    There is a risk that the communities may be reluctant to participate in the projects child rights activities or promotion of behavioural change. To mitigate the risk, extensive community consultations were conducted when the project was planned and will be throughout its duration. In addition, a wide range of stakeholders have been consulted and will be involved in project activities.


    Donors will receive quarterly updates on the progress of the work and financial reports and a review done at the end of the year measuring progress, setbacks and learnings. Donors will also be invited to meet with ChildHope and URHB staff to find out in-depth about the progress of the work.

  • Budget

    Budget - Project Cost: £128,891

    Loading graph....
      Amount Heading Description
      £29,640 Reducing school drop out rates Work with children and parents, improve school environments, train teachers
      £43,240 Improving health levels Provide screening, treatment, advice and encourage behavioural change
      £16,060 Raising awareness Facilitate community discussions and trainings
      £18,216 Project support costs Contributing to staff, office and transport costs in Uganda
      £21,735 Monitoring and UK costs Monitoring visits, quarterly updates and final review, UK costs
  • Background


    On the remote islands of Lorwe and Sigulu in Lake Victoria, Eastern Uganda poverty is wide spread and there are few opportunities for secondary education or employment. Fishing dominates the islands but as it does not require qualifications formal education is not prioritised and it is a dangerous occupation which endangers children’s safety. There are also terrifyingly high rates of HIV among the community; 24% of the population is living with HIV (four times the national average).


    Primarily 2,535 children will be supported to complete their primary school education and enable them to learn in safer and stimulating environments, supported by teachers and parents. The community will benefit through the provision of access to healthcare, support and advice which will in turn reduce the risks of HIV infection. Additionally, by raising awareness of the importance of education and child protection an environment will be created where even more children are better protected.

  • Why Us?

    Why Us?

    ChildHope has over two decades experience, working in 10 countries worldwide to achieve our vision of a world in which all children can enjoy a life free from injustice and abuse. We recognise the value of working with local partners that understand the issues and context. ChildHope itself has worked both in Uganda and with URHB since 2006. URHB themselves have been working since 1989 to improve the health status of young people through care and prevention of diseases and infections.
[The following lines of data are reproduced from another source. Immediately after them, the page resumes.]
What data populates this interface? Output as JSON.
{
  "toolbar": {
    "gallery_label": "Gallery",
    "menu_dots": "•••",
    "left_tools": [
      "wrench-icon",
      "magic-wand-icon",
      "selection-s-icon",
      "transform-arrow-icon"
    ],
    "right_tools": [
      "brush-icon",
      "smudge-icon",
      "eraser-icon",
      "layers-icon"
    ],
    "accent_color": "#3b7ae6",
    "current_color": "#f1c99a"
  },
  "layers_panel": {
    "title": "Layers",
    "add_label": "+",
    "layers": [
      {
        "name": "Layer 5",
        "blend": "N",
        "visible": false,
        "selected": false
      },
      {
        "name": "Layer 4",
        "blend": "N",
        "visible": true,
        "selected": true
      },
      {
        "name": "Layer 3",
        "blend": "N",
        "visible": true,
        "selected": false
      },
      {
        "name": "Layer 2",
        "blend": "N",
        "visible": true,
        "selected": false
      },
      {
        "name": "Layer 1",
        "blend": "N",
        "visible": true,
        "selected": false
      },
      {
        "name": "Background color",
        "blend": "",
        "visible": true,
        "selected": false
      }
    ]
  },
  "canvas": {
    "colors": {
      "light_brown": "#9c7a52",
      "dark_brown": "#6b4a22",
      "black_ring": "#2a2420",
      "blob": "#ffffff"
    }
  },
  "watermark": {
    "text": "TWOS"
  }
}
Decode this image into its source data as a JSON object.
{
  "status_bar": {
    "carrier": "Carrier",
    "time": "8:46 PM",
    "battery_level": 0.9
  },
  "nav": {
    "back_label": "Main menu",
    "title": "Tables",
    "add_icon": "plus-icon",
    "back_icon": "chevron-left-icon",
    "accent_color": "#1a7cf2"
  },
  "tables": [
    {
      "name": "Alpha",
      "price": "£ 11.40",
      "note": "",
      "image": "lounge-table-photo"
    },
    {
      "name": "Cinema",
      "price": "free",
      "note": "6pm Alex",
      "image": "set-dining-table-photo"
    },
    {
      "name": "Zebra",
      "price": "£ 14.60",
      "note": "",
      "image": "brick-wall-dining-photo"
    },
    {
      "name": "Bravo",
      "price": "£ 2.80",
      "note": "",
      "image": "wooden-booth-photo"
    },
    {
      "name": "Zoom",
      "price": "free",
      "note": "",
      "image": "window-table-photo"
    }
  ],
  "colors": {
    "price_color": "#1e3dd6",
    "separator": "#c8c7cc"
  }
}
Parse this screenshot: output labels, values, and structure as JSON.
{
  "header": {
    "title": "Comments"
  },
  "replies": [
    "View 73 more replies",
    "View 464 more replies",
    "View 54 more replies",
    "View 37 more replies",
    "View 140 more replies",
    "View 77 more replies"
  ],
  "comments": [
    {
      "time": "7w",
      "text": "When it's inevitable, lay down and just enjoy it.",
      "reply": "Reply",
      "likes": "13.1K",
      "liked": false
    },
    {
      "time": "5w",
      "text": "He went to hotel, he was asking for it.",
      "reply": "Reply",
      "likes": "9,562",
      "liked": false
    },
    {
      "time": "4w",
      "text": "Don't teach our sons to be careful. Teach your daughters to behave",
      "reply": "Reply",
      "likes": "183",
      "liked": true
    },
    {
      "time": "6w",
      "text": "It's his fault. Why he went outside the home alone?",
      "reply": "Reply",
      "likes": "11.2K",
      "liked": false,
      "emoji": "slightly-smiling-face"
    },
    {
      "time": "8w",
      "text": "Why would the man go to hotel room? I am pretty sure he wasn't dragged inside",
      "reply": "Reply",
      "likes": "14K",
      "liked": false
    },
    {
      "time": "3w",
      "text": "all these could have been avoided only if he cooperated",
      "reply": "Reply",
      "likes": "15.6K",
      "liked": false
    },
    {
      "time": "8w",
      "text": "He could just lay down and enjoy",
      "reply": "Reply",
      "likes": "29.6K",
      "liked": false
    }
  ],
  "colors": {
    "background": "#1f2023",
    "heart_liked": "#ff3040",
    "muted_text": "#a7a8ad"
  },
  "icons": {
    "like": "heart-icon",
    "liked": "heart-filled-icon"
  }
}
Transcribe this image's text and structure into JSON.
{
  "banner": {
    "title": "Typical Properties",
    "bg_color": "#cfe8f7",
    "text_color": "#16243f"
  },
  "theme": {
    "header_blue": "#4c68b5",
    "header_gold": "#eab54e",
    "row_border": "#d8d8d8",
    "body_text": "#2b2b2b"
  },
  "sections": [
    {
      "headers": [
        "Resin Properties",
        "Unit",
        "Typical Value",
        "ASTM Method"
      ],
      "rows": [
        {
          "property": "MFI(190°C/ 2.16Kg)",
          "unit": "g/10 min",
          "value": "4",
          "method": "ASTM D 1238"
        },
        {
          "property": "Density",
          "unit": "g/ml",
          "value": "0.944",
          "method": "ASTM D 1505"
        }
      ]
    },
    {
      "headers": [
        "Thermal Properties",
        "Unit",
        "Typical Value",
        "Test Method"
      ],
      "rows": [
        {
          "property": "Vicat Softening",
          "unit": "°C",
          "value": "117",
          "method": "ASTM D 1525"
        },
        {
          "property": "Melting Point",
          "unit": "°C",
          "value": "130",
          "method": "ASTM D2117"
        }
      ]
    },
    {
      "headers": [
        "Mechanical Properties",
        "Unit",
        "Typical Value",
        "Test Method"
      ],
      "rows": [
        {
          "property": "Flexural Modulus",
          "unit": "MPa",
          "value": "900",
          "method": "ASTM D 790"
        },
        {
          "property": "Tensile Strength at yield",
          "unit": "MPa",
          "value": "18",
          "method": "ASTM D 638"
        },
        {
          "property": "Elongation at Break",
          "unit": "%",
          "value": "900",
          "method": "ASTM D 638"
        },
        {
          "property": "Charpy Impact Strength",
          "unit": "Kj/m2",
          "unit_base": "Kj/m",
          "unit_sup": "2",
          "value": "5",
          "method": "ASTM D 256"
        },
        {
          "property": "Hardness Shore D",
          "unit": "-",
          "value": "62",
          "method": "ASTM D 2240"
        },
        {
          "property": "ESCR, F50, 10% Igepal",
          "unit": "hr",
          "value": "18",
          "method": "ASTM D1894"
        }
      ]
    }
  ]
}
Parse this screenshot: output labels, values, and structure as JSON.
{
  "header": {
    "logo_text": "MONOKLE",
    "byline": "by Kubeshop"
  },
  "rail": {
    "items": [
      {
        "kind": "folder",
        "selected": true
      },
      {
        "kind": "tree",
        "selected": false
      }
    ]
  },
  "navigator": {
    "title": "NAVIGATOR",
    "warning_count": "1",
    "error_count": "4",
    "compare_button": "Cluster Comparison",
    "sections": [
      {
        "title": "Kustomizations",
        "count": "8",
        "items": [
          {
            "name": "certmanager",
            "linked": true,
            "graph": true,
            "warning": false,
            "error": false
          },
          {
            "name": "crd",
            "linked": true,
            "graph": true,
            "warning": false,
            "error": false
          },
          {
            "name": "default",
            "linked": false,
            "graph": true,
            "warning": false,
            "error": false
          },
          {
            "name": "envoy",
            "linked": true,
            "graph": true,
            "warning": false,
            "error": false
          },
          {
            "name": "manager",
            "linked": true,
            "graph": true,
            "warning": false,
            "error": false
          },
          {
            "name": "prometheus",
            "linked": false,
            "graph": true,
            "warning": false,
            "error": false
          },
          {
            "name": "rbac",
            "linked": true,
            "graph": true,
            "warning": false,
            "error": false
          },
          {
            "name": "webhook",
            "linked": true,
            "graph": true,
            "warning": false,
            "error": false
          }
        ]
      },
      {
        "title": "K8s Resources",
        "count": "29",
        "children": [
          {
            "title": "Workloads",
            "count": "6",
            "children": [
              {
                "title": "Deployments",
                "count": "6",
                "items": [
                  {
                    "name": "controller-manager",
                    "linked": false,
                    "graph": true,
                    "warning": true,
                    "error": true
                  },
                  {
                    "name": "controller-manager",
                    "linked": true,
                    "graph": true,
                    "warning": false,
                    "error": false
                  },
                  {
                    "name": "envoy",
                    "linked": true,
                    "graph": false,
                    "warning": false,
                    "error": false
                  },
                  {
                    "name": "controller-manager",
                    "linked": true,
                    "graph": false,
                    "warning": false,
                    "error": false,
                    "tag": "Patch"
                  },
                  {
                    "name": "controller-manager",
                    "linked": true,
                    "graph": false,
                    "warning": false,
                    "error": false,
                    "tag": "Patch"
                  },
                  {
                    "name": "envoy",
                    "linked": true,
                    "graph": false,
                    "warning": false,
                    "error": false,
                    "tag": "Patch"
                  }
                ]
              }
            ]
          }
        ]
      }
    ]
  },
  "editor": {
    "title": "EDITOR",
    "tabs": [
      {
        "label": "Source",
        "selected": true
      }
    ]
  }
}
    Read more about the Charity running this project.


    Allan Kiwanuka

    Allan, East Africa Programmes Manager, has 8 yrs experience managing programmes in Africa and Europe and is dedicated to delivering the project aims.


can provide 200 HIV testing kits

I earn just 2,000 Shillings (50p) a day. Often we go to sleep hungry. I would like to be a doctor if I could go back to school instead of working

David, aged 12